Clipping up a mirror means you can remove it easily in the future. Glued up or floating mirrors are harder to remove and may damage the wall upon removal.
No, glass only replacement is usually available and less expensive. If your window frame is damaged, an entire window may be needed.
Yes. A protective coating that penetrates into the pores of the glass to create a sub-surface is available on new glass. It may be used on existing glass but since the pores have already been damaged, their is no guarantee it will work.
Annealed glass or float glass is the basic form of all glass. When broken, annealed glass will shatter or break into large fragments. The thicker the glass, the more dangerous the fragments. Safety glass or tempered glass is glass that has been processed by a heating it to make the glass stronger. When broken, tempered glass will shatter into small fragments, making it less likely to cause severe injury. Another safety glass is called laminated glass. Laminated glass is when two pieces of float glass are bonded together to keep the glass from breaking apart. Laminated glass is typically used in auto glass. All shower doors, by most building codes, must be tempered and must display the tempered stamp or “bug” somewhere on the glass itself. The “bug” will also display the name of the company who tempered the glass. This may be different from the manufacturer of the shower door but is still a reference when determining where the door came from.
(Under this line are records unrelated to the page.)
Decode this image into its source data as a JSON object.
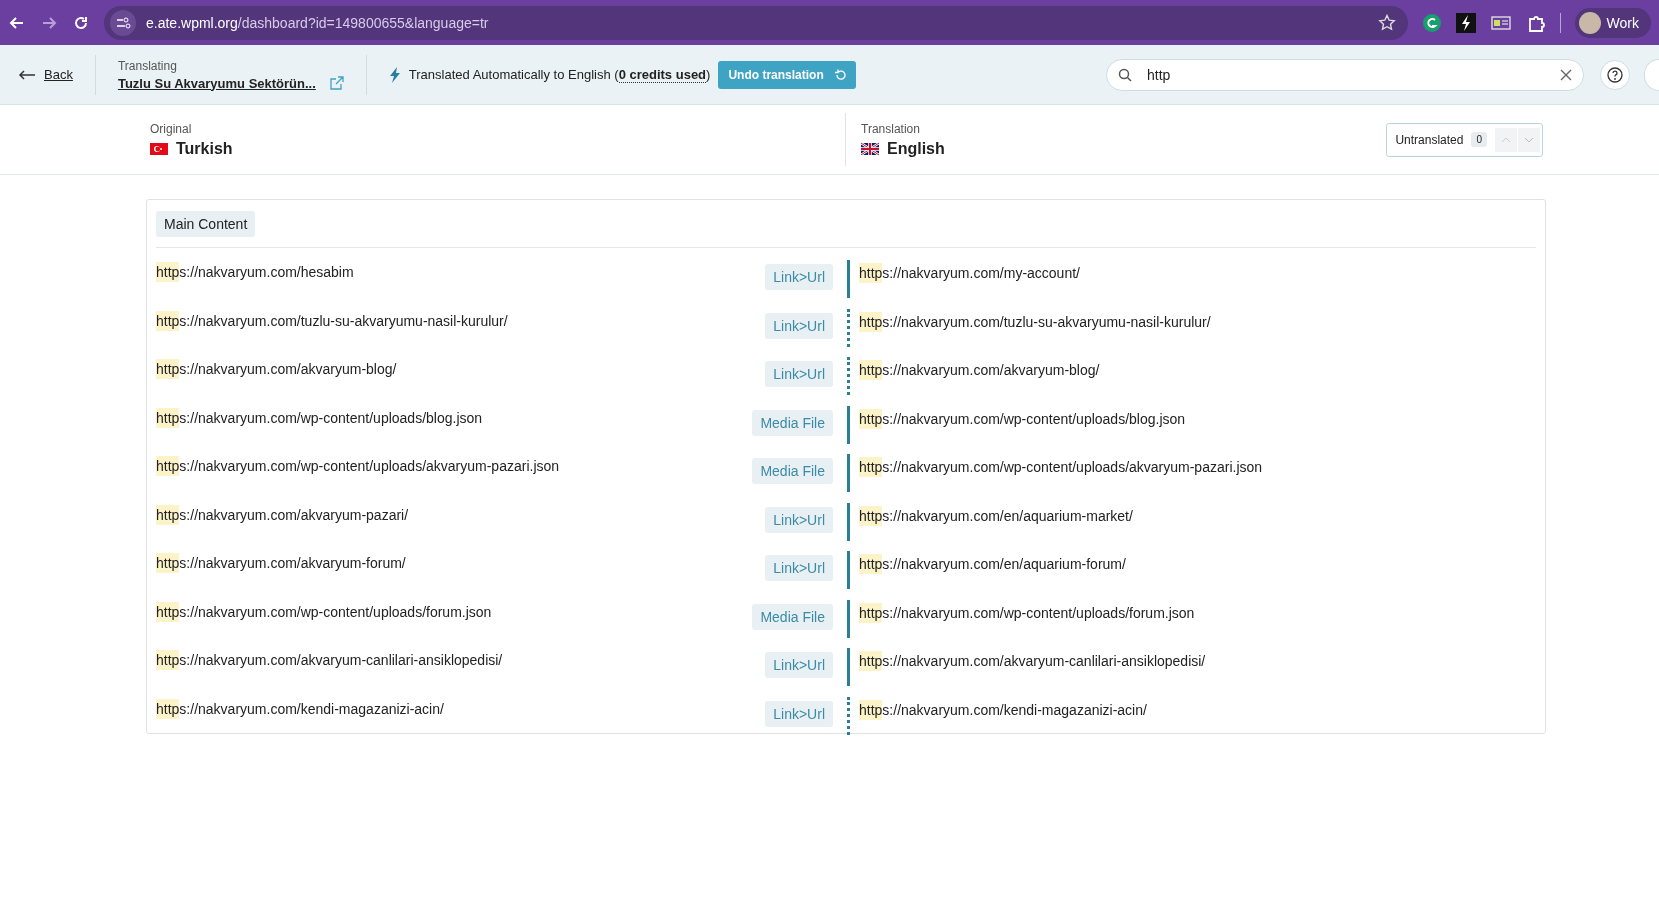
{
  "browser": {
    "url_host": "e.ate.wpml.org",
    "url_path": "/dashboard?id=149800655&language=tr",
    "profile": "Work"
  },
  "header": {
    "back": "Back",
    "translating_label": "Translating",
    "document_title": "Tuzlu Su Akvaryumu Sektörün...",
    "status_prefix": "Translated Automatically to English (",
    "credits": "0 credits used",
    "status_suffix": ")",
    "undo_button": "Undo translation",
    "search": {
      "value": "http"
    }
  },
  "languages": {
    "original_label": "Original",
    "original": "Turkish",
    "translation_label": "Translation",
    "translation": "English",
    "filter": {
      "label": "Untranslated",
      "count": "0"
    }
  },
  "section": {
    "title": "Main Content"
  },
  "segments": [
    {
      "source": {
        "match": "http",
        "rest": "s://nakvaryum.com/hesabim"
      },
      "type": "Link>Url",
      "reviewed": true,
      "target": {
        "match": "http",
        "rest": "s://nakvaryum.com/my-account/"
      }
    },
    {
      "source": {
        "match": "http",
        "rest": "s://nakvaryum.com/tuzlu-su-akvaryumu-nasil-kurulur/"
      },
      "type": "Link>Url",
      "reviewed": false,
      "target": {
        "match": "http",
        "rest": "s://nakvaryum.com/tuzlu-su-akvaryumu-nasil-kurulur/"
      }
    },
    {
      "source": {
        "match": "http",
        "rest": "s://nakvaryum.com/akvaryum-blog/"
      },
      "type": "Link>Url",
      "reviewed": false,
      "target": {
        "match": "http",
        "rest": "s://nakvaryum.com/akvaryum-blog/"
      }
    },
    {
      "source": {
        "match": "http",
        "rest": "s://nakvaryum.com/wp-content/uploads/blog.json"
      },
      "type": "Media File",
      "reviewed": true,
      "target": {
        "match": "http",
        "rest": "s://nakvaryum.com/wp-content/uploads/blog.json"
      }
    },
    {
      "source": {
        "match": "http",
        "rest": "s://nakvaryum.com/wp-content/uploads/akvaryum-pazari.json"
      },
      "type": "Media File",
      "reviewed": true,
      "target": {
        "match": "http",
        "rest": "s://nakvaryum.com/wp-content/uploads/akvaryum-pazari.json"
      }
    },
    {
      "source": {
        "match": "http",
        "rest": "s://nakvaryum.com/akvaryum-pazari/"
      },
      "type": "Link>Url",
      "reviewed": true,
      "target": {
        "match": "http",
        "rest": "s://nakvaryum.com/en/aquarium-market/"
      }
    },
    {
      "source": {
        "match": "http",
        "rest": "s://nakvaryum.com/akvaryum-forum/"
      },
      "type": "Link>Url",
      "reviewed": true,
      "target": {
        "match": "http",
        "rest": "s://nakvaryum.com/en/aquarium-forum/"
      }
    },
    {
      "source": {
        "match": "http",
        "rest": "s://nakvaryum.com/wp-content/uploads/forum.json"
      },
      "type": "Media File",
      "reviewed": true,
      "target": {
        "match": "http",
        "rest": "s://nakvaryum.com/wp-content/uploads/forum.json"
      }
    },
    {
      "source": {
        "match": "http",
        "rest": "s://nakvaryum.com/akvaryum-canlilari-ansiklopedisi/"
      },
      "type": "Link>Url",
      "reviewed": true,
      "target": {
        "match": "http",
        "rest": "s://nakvaryum.com/akvaryum-canlilari-ansiklopedisi/"
      }
    },
    {
      "source": {
        "match": "http",
        "rest": "s://nakvaryum.com/kendi-magazanizi-acin/"
      },
      "type": "Link>Url",
      "reviewed": false,
      "target": {
        "match": "http",
        "rest": "s://nakvaryum.com/kendi-magazanizi-acin/"
      }
    }
  ]
}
Great question with a not so great answer. Shower door manufacturers are terrible at putting their name on their product. Most manufacturers buy their glass and metal from different suppliers. The best place to get parts for your door is from the company your purchased it from. If you are building a new home, be sure to keep a list of suppliers where your builder received his products from. If you don’t know where your shower door was purchased from, then may the luck of the Irish be on your side. Taking a picture of the part you need and calling/visiting local glass shops would be your best bet. I can look at a part right away and tell if it came from our shop or not. Sometimes, parts can be interchangeable, but not always. Spending the small amount of money to give it a try can sometimes be better than buying a whole new door.